Research interests: Uto-Aztecan, O’dam (Southeastern Tepehuan), argument realization, lexical semantics, agreement, suppletion, language change
Mike is a PhD student in the Department of Linguistics at the University of Texas at Austin.
His research focuses on the ways people classify events, states, their participants and potential participants, and represent them linguistically. He explores these issues through the ways that word meanings serve as the basis of morphological and syntactic processes that can realize and augment those meanings.
Mike’s work to date focuses on O’dam (also called Southeastern Tepehuan) an understudied Uto-Aztecan language spoken primarily in Durango, Mexico. Within this research program, he has explored a range of issues around argumenthood, argument realization, grammatical functions, nominal possession, and constituent structure.
Argumenthood is a particularly interesting phenomenon because it offers insights into the most important elements of linguistic systems (i.e. the thematic roles allowed to be arguments in a given language), but also the features of arguments that languages view as particularly important in events.
Paul B. Melchin
Affiliation: Carleton University
Research interests: Syntax, semantics, morphology, event structure
Paul’s research focuses on the study of syntax and its interfaces with semantics and morphology. It generally has the overall metatheoretical goal of simplifying linguistic theory by reducing redundancies between different modules of the grammar. More specifically, his research interests include the syntax and semantics of argument structure and event structure, Ojibwe morphosyntax, grammatical architecture and metatheory, and comparative syntax of noun phrases.
Affiliation: University of Manitoba

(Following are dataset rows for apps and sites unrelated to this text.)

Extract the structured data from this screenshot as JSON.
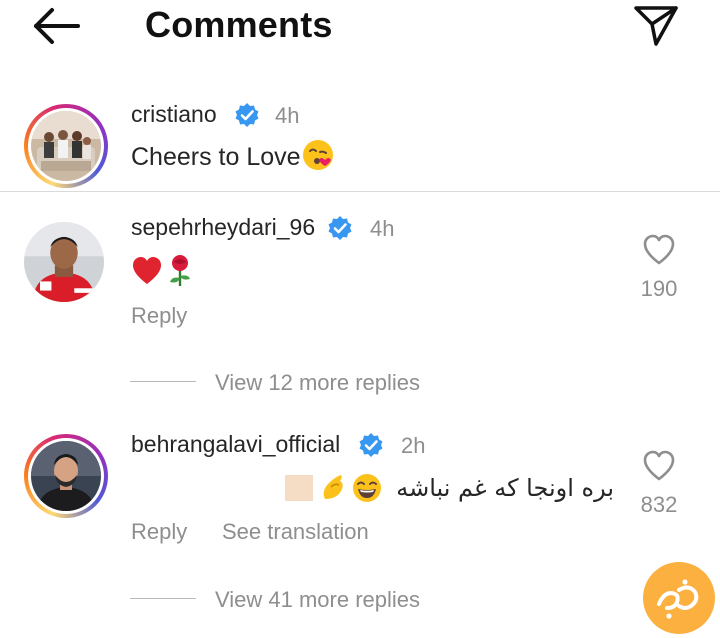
{
  "header": {
    "title": "Comments",
    "back_icon": "arrow-left-icon",
    "send_icon": "paper-plane-icon"
  },
  "caption": {
    "username": "cristiano",
    "time": "4h",
    "text": "Cheers to Love"
  },
  "comments": [
    {
      "username": "sepehrheydari_96",
      "time": "4h",
      "likes": "190",
      "reply_label": "Reply",
      "view_replies": "View 12 more replies"
    },
    {
      "username": "behrangalavi_official",
      "time": "2h",
      "text": "بره اونجا که غم نباشه",
      "likes": "832",
      "reply_label": "Reply",
      "see_translation": "See translation",
      "view_replies": "View 41 more replies"
    }
  ],
  "colors": {
    "verified_blue": "#3897f0",
    "muted_text": "#8e8e8e",
    "heart_red": "#e0242f"
  }
}
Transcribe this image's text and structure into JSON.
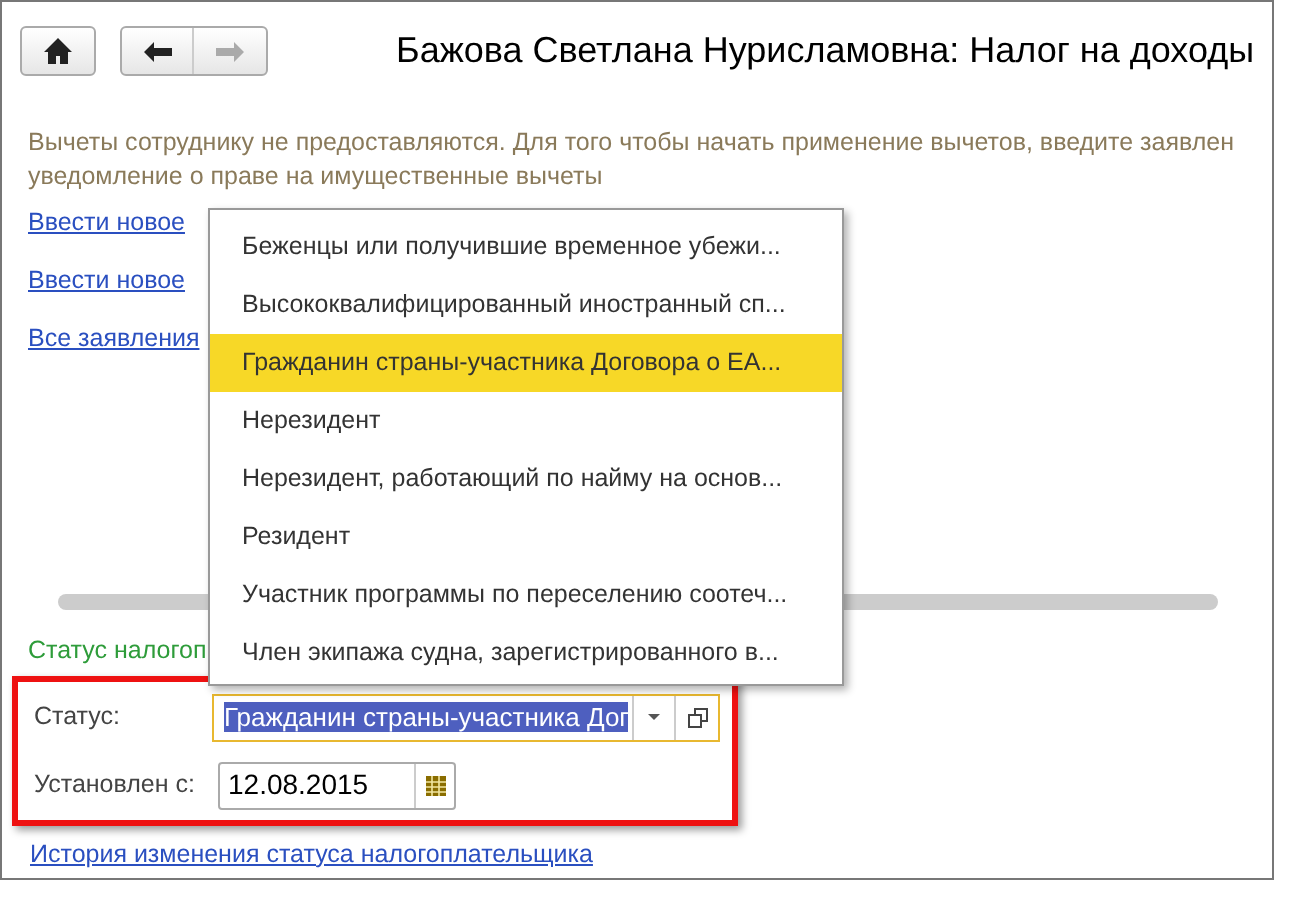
{
  "window": {
    "title": "Бажова Светлана Нурисламовна: Налог на доходы"
  },
  "note": [
    "Вычеты сотруднику не предоставляются. Для того чтобы начать применение вычетов, введите заявлен",
    "уведомление о праве на имущественные вычеты"
  ],
  "links": [
    "Ввести новое",
    "Ввести новое",
    "Все заявления"
  ],
  "section_heading": "Статус налогоп",
  "status_field": {
    "label": "Статус:",
    "value": "Гражданин страны-участника Дог"
  },
  "date_field": {
    "label": "Установлен с:",
    "value": "12.08.2015"
  },
  "history_link": "История изменения статуса налогоплательщика",
  "dropdown": [
    {
      "label": "Беженцы или получившие временное убежи...",
      "selected": false
    },
    {
      "label": "Высококвалифицированный иностранный сп...",
      "selected": false
    },
    {
      "label": "Гражданин страны-участника Договора о ЕА...",
      "selected": true
    },
    {
      "label": "Нерезидент",
      "selected": false
    },
    {
      "label": "Нерезидент, работающий по найму на основ...",
      "selected": false
    },
    {
      "label": "Резидент",
      "selected": false
    },
    {
      "label": "Участник программы по переселению соотеч...",
      "selected": false
    },
    {
      "label": "Член экипажа судна, зарегистрированного в...",
      "selected": false
    }
  ]
}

Research interests: Syntax, morphology, Algonquian languages, language documentation and description
Will is an Associate Professor in the Department of Linguistics at the University of Manitoba.
Will does theoretical and descriptive research on syntax and morphology, usually involving the Algonquian languages and often from a comparative perspective, with an emphasis on agreement and morphosyntactic alignment. His fieldwork experience includes Innu, Ojibwe, Cree, and Oji-Cree (Algonquian) as well as Kapampangan (Philippine).

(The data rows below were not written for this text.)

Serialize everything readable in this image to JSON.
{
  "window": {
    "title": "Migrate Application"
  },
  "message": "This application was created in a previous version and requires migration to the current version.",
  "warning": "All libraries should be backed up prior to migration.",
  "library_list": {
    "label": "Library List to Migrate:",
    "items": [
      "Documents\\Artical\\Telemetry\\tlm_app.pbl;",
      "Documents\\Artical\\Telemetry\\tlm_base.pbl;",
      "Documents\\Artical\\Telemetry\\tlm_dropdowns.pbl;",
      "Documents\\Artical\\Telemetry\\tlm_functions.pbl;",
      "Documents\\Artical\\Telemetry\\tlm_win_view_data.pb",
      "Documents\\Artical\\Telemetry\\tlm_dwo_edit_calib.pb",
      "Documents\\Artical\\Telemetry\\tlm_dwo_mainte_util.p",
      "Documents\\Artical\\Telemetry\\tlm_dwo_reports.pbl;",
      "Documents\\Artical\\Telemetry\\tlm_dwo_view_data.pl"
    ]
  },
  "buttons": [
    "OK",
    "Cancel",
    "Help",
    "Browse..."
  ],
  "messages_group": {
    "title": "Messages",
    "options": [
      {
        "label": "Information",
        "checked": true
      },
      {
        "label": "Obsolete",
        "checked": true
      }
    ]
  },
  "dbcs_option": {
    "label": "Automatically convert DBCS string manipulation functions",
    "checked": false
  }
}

Much of his research has sought to understand the nature of the direct-inverse agreement pattern in Algonquian languages. He is currently working on a monograph with the provisional title The Algonquian Inverse.
Will’s work on agreement has used Algonquian data to investigate the structural sources of variation in agreement patterns and person hierarchies. His work on the concept of structural subjecthood seeks to understand the nature of subject hood, how the determination of subjecthood varies across languages, and whether some subjects are more “subject-like” than others.
Will has also worked on the form side of language. His work on the realization of inflectional morphology considers the role of morphological operations in the determination of inflectional syncretisms and morphological templates. His work on phonology has taken a diachronically-informed perspective on the role of contrast and syllable structure in phonological patterns.
Last, but most certainly not least, Will is involved in the documentation and description of Algonquian languages since conducting fieldwork for a dictionary project in the Innu Nation in 2006. His more recent descriptive work takes a pan-Algonquian perspective.
Affiliation: University of Rochester (PhD)
Research interests: Syntax, morphology
Veronica is a doctoral student in the Department of Linguistics at the University of Rochester. Her primary supervisor is Ash Asudeh.
Veronica is currently interested in argument structure alternations and mismatches between argument structure and morphosyntactic realization. She is interested in phenomena such as complex predicates, noun incorporation, and morphosyntactic operations that affect transitivity.
Affiliation: Carleton University (PhD)
Research interests: Syntax, morphology
Sam is a doctoral student in the Linguistics program at Carleton University. Her primary supervisor is Dan Siddiqi.
Sam’s master’s thesis examined the phenomenon of so-called long-distance agreement from an LRFG perspective. The languages she focused on were Ojibwe and Hindi-Urdu.